One of the best things we have built into our daily morning meeting schedule this year is “Good News, Bad News.” Morning Meeting is run by our student of the week. The meeting is divided into different sections. After saying our school creed, we have “Good News, Bad News.” This is an opportunity for students to share something about what is going on in their lives. For students living in deep poverty, as my students do, it can often be a very emotional and “heavy” time of sharing. It can be an eye opening window into the lives my students live on a daily basis. In the course of this year, I have dealt with the violence of a mother being stabbed, a father being shot during a robbery, and a student who witnessed his dog being killed by another dog, On the positive side, we have learned about the joys of families finding stable/permanent housing, birthday celebrations, moms graduating from the “Bridge to Life” program, moms getting their GEDs, and children being reunited with their parents after incarceration.

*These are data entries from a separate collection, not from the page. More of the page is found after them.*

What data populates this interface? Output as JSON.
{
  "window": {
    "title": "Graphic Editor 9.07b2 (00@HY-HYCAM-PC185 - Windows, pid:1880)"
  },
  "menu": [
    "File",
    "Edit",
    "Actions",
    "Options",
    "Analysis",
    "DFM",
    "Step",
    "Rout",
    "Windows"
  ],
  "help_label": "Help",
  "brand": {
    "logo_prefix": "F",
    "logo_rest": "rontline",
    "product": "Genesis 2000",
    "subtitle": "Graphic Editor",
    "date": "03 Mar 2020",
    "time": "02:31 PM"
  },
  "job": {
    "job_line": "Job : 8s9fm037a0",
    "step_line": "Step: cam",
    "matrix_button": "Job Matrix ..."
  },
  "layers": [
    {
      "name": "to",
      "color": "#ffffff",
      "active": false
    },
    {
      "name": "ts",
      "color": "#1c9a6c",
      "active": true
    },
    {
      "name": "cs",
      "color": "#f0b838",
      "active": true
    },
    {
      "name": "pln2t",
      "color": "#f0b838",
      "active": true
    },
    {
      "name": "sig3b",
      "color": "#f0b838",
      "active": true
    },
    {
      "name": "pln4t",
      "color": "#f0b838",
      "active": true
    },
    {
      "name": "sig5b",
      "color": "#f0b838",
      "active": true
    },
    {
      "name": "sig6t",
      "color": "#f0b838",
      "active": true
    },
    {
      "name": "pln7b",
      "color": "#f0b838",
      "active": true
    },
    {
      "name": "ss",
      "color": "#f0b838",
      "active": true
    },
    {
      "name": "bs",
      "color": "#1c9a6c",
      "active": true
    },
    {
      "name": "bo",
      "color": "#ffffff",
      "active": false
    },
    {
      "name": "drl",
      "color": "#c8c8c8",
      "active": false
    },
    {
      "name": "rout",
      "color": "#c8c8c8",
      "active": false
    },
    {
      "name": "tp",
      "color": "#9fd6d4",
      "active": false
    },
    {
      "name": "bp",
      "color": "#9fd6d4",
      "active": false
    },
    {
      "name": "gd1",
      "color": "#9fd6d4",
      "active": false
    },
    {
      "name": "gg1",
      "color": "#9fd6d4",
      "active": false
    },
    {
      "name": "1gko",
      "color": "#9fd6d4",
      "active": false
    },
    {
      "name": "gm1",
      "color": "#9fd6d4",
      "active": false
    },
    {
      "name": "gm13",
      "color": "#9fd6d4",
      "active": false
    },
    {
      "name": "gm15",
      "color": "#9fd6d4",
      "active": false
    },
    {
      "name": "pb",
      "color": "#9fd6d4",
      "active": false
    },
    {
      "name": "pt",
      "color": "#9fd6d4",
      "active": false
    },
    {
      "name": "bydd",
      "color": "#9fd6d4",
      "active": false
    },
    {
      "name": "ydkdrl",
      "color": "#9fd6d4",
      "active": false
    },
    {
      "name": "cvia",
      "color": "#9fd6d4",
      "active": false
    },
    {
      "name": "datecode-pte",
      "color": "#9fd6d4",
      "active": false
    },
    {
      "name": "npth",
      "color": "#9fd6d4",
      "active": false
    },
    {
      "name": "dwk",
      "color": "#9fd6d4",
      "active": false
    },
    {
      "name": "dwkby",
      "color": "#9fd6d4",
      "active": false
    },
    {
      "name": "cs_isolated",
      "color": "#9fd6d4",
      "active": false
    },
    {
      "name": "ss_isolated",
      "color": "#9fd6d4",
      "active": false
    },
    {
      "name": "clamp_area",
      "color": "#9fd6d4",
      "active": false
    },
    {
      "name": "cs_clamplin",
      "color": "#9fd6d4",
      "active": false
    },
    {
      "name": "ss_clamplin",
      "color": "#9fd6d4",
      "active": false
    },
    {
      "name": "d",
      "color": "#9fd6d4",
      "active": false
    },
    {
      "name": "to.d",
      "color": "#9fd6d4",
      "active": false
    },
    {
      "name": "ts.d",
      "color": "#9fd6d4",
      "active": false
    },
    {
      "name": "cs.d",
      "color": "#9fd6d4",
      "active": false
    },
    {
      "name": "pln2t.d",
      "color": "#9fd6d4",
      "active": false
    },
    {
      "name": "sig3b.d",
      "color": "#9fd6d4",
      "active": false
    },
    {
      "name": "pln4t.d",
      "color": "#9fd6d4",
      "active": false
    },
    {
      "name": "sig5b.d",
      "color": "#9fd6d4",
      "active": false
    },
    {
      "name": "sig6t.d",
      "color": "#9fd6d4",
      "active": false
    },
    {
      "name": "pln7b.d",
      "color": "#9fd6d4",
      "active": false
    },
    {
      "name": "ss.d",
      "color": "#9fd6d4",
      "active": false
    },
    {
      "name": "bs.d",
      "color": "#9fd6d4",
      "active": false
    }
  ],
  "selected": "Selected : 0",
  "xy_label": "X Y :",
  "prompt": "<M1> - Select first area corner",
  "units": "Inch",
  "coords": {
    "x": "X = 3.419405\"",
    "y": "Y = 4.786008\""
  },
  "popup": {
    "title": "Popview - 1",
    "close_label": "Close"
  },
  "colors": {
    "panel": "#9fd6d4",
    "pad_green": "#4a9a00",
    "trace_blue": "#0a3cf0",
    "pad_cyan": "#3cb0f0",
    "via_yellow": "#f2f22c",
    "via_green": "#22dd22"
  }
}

I have found that the open conversations which result from “Good News, Bad News,” have helped some children realize and understand “they are not not alone” in their life experiences, and that they can be open and honest with their feelings. This allows for us to talk about how our school is a safe place, both physically and emotionally, for them to share their lives with others. These discussions help students learn and practice active listening, as well as develop empathy for others. This is tremendously important. While this is not something on a standardized test or a graph of academic skills, these conversations are helping my students develop many of the most important attitudes and abilities which they can take with them on their journey through life.